Health Care in the Realm of Social Media

In light of social media, relationships between patients and providers have seemed to improve for the better. In this new era of technology, there is potential for relevant and authentic communication between the health care field and patients. There are those in the health care system who recognize these advantages and are willing to recruit individuals who will support and positively advertise their services.

Today, and increasing number of people use technology to direct health care concerns. According to the Pew Research Center, one in three American adults use online websites to help with medical issues. Also, according to Mediabistro, 45% of consumers look up reviews for health care providers treatments and products, 23% of users on social media follow friends’ experiences or updates. With all these increasing stats about social media directing patients decisions on health care, it is interesting that only 26% of all hospitals in the United States participate in social media.

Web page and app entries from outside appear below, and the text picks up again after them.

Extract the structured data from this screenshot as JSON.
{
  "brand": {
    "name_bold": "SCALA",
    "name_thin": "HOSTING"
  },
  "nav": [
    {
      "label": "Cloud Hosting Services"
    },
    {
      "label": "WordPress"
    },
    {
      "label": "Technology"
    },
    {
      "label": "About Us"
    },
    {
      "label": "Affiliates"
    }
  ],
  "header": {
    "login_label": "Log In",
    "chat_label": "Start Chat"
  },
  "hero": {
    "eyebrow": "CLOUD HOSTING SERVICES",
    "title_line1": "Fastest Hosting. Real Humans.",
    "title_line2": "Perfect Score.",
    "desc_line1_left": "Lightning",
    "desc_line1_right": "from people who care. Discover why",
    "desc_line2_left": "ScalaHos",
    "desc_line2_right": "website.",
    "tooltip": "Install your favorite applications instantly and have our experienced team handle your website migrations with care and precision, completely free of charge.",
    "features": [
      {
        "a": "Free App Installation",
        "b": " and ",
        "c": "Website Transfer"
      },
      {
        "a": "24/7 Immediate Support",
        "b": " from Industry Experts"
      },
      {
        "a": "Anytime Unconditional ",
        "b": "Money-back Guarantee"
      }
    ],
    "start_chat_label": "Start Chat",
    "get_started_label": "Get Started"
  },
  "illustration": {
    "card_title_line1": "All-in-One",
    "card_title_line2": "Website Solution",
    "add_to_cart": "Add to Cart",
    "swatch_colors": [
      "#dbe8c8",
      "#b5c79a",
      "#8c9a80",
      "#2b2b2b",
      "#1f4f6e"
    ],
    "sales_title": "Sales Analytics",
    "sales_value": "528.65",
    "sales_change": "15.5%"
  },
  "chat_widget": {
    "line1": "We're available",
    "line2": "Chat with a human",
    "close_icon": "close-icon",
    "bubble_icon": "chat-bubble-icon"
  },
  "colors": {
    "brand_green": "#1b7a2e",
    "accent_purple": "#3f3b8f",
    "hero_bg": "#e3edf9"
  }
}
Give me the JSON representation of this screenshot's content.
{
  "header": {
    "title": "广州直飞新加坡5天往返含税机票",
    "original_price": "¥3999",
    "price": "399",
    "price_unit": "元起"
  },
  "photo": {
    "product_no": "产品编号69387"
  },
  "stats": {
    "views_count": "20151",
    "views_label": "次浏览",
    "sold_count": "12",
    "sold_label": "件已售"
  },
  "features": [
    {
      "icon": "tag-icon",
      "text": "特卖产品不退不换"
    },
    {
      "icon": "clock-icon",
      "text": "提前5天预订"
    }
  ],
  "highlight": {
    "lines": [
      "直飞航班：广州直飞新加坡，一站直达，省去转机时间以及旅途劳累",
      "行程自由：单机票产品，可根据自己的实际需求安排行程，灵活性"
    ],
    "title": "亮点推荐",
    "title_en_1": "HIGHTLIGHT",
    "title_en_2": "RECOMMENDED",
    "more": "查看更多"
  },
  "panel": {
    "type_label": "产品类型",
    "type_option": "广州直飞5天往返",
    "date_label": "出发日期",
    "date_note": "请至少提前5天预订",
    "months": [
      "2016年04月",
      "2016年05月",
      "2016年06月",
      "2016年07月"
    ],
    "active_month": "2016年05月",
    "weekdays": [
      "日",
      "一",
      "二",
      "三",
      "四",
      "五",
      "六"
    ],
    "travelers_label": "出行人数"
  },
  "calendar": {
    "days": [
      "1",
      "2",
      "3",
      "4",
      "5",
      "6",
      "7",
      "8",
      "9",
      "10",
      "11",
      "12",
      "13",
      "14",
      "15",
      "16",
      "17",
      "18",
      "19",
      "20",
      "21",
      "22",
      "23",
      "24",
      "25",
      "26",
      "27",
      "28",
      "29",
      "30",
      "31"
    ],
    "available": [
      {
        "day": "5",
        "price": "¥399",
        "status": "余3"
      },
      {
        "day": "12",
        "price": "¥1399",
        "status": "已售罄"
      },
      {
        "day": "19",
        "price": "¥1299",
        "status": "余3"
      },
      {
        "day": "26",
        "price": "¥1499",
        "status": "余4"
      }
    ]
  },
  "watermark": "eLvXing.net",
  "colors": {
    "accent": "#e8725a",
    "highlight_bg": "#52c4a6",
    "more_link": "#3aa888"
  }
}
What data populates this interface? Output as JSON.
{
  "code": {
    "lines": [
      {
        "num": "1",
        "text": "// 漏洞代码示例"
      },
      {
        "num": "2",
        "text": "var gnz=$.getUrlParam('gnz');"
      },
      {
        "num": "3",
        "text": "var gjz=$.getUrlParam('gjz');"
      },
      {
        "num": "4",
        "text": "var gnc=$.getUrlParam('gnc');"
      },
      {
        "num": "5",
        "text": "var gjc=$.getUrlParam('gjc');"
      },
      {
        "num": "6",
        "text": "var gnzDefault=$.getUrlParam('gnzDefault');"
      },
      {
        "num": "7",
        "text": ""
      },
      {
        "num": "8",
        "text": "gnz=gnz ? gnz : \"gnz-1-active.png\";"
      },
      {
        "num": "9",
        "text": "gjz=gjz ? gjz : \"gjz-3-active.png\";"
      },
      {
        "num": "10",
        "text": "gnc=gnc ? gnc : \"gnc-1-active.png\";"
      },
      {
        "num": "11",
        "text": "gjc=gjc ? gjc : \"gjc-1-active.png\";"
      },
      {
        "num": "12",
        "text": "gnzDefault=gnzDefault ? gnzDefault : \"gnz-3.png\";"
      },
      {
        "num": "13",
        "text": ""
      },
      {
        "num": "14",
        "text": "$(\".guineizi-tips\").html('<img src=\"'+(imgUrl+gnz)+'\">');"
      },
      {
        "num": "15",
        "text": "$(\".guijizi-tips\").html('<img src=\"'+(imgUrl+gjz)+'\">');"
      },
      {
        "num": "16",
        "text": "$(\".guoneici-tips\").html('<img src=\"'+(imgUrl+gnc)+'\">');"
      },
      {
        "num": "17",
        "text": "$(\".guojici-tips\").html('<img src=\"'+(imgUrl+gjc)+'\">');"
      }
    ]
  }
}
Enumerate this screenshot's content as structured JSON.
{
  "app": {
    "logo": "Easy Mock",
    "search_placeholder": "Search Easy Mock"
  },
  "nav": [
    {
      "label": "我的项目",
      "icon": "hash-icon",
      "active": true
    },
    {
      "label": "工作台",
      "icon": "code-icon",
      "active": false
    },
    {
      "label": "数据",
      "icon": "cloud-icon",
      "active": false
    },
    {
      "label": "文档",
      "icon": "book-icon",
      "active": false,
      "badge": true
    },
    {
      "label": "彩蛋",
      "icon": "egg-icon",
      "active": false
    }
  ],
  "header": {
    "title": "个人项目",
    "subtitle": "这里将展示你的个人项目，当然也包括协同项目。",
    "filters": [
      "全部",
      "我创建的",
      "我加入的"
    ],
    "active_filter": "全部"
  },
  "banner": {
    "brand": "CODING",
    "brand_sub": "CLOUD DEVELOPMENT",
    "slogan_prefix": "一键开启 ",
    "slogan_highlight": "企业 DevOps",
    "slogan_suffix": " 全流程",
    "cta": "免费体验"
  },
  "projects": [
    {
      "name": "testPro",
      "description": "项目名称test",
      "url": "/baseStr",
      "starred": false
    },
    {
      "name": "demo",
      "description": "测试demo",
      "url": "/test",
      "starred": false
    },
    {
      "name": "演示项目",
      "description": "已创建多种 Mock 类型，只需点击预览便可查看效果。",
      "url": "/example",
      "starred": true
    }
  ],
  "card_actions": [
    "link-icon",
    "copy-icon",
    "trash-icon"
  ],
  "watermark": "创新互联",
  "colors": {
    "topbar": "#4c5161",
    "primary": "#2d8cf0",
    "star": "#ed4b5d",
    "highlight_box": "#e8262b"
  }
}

Here are some pointers about social media and health care from experts:

  • Social media is changing the patient communication model:
    • Social media is giving a voice to those who feel voiceless by the health care system
    • It demonstrates that there is a small percentage of patients who want to become part of the overall health care system
    • It displays consumer’s demand for transparency from health care providers
      • Individuals trust doctors (relationships) more than hospitals, health insurances, or drug companies (systems) on social media sites
    • The number of doctors participating on social media is still relatively small compared to the number of practicing physicians
  • Accountable steps health care providers can take to address and rectify mistakes:
    • Once a mistake is identified, act decisively to correct it
    • Avoid using social media to communicate with patients about sensitive issues, even if it is a private message
    • Use social media in communications with staff and community
  • Why transparency is important:
    • The increasing demand for patient groups to play more meaningful roles in patient/provider relationship
    • Social media has shifted patient empowerment from individuals to groups
    • Access to information becomes easier the stronger the relationship is between patient and provider. Many providers are not adequately prepared to deal with information requests because of the barriers of HIPPA laws and malpractice claims
    • The presence of health care providers on social media still remains significantly low
  • Hospital preparedness to address positive/negative patient social media communication:
    • Depends on the hospital
      • Larger hospitals usually have the staffing and resources to address positive and negative comments posted by patients in a timely manner
      • Smaller hospitals usually do not have the staff or resources to have a social media action plan


We need to have a plan to determine how to deal with social media communication, including all realistic scenarios. This is critical to effective and timely responses. This new social environment, which can create new issues for health care systems, is not going away anytime soon.

Hospitals can be proactive by:

  • Creating a culture of accountability that is collective for the health care system
  • Helping bring a community of people who will advocate on the health care system’s behalf because of the benefits it brings to the community
  • Making a commitment in messaging: making a systematic approach to communicating through social media
  • Having definitive goals before starting any campaign on social media